#17 Comment By Hope On August 27, 2015 @ 5:37 pm

My brothers dug my father’s grave in the small cemetery in Michigan’s Upper Peninsula. He was cremated as well, and no one asked if it was legal. They did do it after dark, so I suspect asking for approval might have gotten them a no. One brother remarked that Dad would be proud they saved the grave digger’s fee. Dad was known for his frugal nature and we all still laugh about it.

May our parents rest in peace.

#18 Comment By Sue On August 27, 2015 @ 6:56 pm

Oh, Rod! This is SO beautiful! Who does this anymore???
I almost expect Burley Coulter to show up… But he’s dead, if you’ve read Fidelity!
I cannot tell you the impact these posts are having upon such a wide and diverse audience!
And… As Providence would have it… A group of Providence faculty started reading “How Dante…” aloud together in our “Inklings” group this past Wednesday; the morning after your Paw left us. Left US! You’ve woven your life into ours and we are all the better for it!

#19 Comment By Siarlys Jenkins On August 27, 2015 @ 7:35 pm

I can’t help thinking that Hannah’s mother might have had a response similar to Uncle Bully… but JonF already said something like that, and Rod confirmed it had crossed his mind also. I think Ray would be glad to know that after the initial shock and loss, he’s giving his family a few things to laugh about too.

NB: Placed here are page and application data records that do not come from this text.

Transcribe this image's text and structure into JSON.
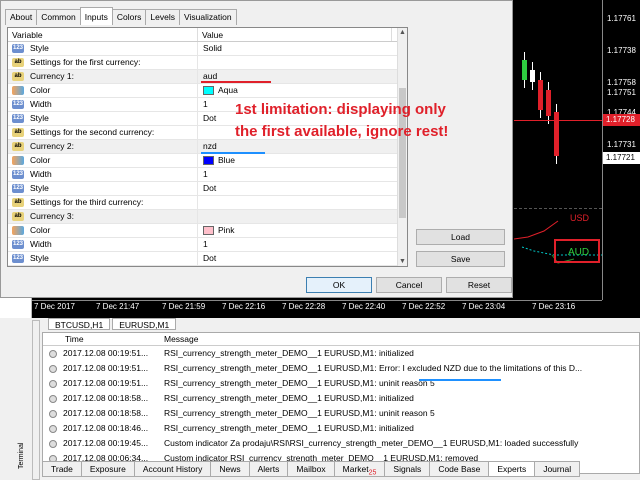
{
  "dialog": {
    "tabs": [
      "About",
      "Common",
      "Inputs",
      "Colors",
      "Levels",
      "Visualization"
    ],
    "active_tab": 2,
    "grid_headers": [
      "Variable",
      "Value"
    ],
    "rows": [
      {
        "icon": "int",
        "var": "Style",
        "val": "Solid"
      },
      {
        "icon": "ab",
        "var": "Settings for the first currency:",
        "val": ""
      },
      {
        "icon": "ab",
        "var": "Currency 1:",
        "val": "aud",
        "hl": true
      },
      {
        "icon": "color",
        "var": "Color",
        "val": "Aqua",
        "swatch": "#00ffff"
      },
      {
        "icon": "int",
        "var": "Width",
        "val": "1"
      },
      {
        "icon": "int",
        "var": "Style",
        "val": "Dot"
      },
      {
        "icon": "ab",
        "var": "Settings for the second currency:",
        "val": ""
      },
      {
        "icon": "ab",
        "var": "Currency 2:",
        "val": "nzd",
        "hl": true
      },
      {
        "icon": "color",
        "var": "Color",
        "val": "Blue",
        "swatch": "#0000ff"
      },
      {
        "icon": "int",
        "var": "Width",
        "val": "1"
      },
      {
        "icon": "int",
        "var": "Style",
        "val": "Dot"
      },
      {
        "icon": "ab",
        "var": "Settings for the third currency:",
        "val": ""
      },
      {
        "icon": "ab",
        "var": "Currency 3:",
        "val": "",
        "hl": true
      },
      {
        "icon": "color",
        "var": "Color",
        "val": "Pink",
        "swatch": "#ffc0cb"
      },
      {
        "icon": "int",
        "var": "Width",
        "val": "1"
      },
      {
        "icon": "int",
        "var": "Style",
        "val": "Dot"
      }
    ],
    "buttons": {
      "load": "Load",
      "save": "Save",
      "ok": "OK",
      "cancel": "Cancel",
      "reset": "Reset"
    },
    "annotation_line1": "1st limitation: displaying only",
    "annotation_line2": "the first available, ignore rest!"
  },
  "chart": {
    "prices": [
      "1.17761",
      "1.17738",
      "1.17758",
      "1.17751",
      "1.17744",
      "1.17738",
      "1.17731",
      "1.17728",
      "1.17721"
    ],
    "highlight_price": "1.17728",
    "box_price": "1.17721",
    "time_labels": [
      "7 Dec 2017",
      "7 Dec 21:47",
      "7 Dec 21:59",
      "7 Dec 22:16",
      "7 Dec 22:28",
      "7 Dec 22:40",
      "7 Dec 22:52",
      "7 Dec 23:04",
      "7 Dec 23:16"
    ],
    "usd_label": "USD",
    "aud_label": "AUD"
  },
  "terminal": {
    "symbol_tabs": [
      "BTCUSD,H1",
      "EURUSD,M1"
    ],
    "side_label": "Terminal",
    "log_headers": [
      "Time",
      "Message"
    ],
    "log_rows": [
      {
        "time": "2017.12.08 00:19:51...",
        "msg": "RSI_currency_strength_meter_DEMO__1 EURUSD,M1: initialized"
      },
      {
        "time": "2017.12.08 00:19:51...",
        "msg": "RSI_currency_strength_meter_DEMO__1 EURUSD,M1: Error: I excluded NZD due to the limitations of this D..."
      },
      {
        "time": "2017.12.08 00:19:51...",
        "msg": "RSI_currency_strength_meter_DEMO__1 EURUSD,M1: uninit reason 5"
      },
      {
        "time": "2017.12.08 00:18:58...",
        "msg": "RSI_currency_strength_meter_DEMO__1 EURUSD,M1: initialized"
      },
      {
        "time": "2017.12.08 00:18:58...",
        "msg": "RSI_currency_strength_meter_DEMO__1 EURUSD,M1: uninit reason 5"
      },
      {
        "time": "2017.12.08 00:18:46...",
        "msg": "RSI_currency_strength_meter_DEMO__1 EURUSD,M1: initialized"
      },
      {
        "time": "2017.12.08 00:19:45...",
        "msg": "Custom indicator Za prodaju\\RSI\\RSI_currency_strength_meter_DEMO__1 EURUSD,M1: loaded successfully"
      },
      {
        "time": "2017.12.08 00:06:34...",
        "msg": "Custom indicator RSI_currency_strength_meter_DEMO__1 EURUSD,M1: removed"
      },
      {
        "time": "2017.12.08 00:06:34...",
        "msg": "RSI_currency_strength_meter_DEMO__1 EURUSD,M1: ..."
      }
    ],
    "bottom_tabs": [
      "Trade",
      "Exposure",
      "Account History",
      "News",
      "Alerts",
      "Mailbox",
      "Market",
      "Signals",
      "Code Base",
      "Experts",
      "Journal"
    ],
    "market_badge": "25",
    "active_bottom_tab": 9
  }
}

#20 Comment By Fr. Frank On August 27, 2015 @ 8:24 pm

I think this is a really profound reflection on helping loved ones die. Notice what he says about casket handles, and our “duty to carry one another.” I hope many of you will watch it. It’s short. It’s called “The Coffinmaker.”

#21 Comment By Pilgrim On August 28, 2015 @ 8:19 am

I’m glad to see Mr. Lemming. I wondered how he was doing, in all this.
Rural churches with cemeteries have family and church people help with the grave, around here. Watching children and in-laws fill a grave, as mourners sing the old hymns, is an experience of that raw, intertwined pain and beauty your posts about your father’s passing have had. Opening that pain up, to faith.

#22 Comment By Siarlys Jenkins On August 28, 2015 @ 11:03 am

That’s a nice soliloquy Father Frank, thank you. In recent memory my family hasn’t buried any metal in the ground, and actually, no wood either. My brother and both my parents have ashes in plain wooden urns, still above ground. For myself, I hope my ashes will someday be scattered around my rose garden… after I have many years to plant, tend, and cultivate it.

#23 Comment By Traveler On August 29, 2015 @ 1:59 pm

Participating in your loved one’s interment is always cathartic. When it was time for ma’s cremated remains to finally be interred (she was given to UPenn for research), we all filled the hole by hand, taking turns. One of us brought a whole bunch of tulip bulbs which we each buried at the very top. Hopefully the sheep that are used for mowing will let them be.

#24 Comment By Glaivester On August 29, 2015 @ 7:45 pm


You’ve done “View from your table.”

Any interest in doing “View from the cemetery” of different family burial plots?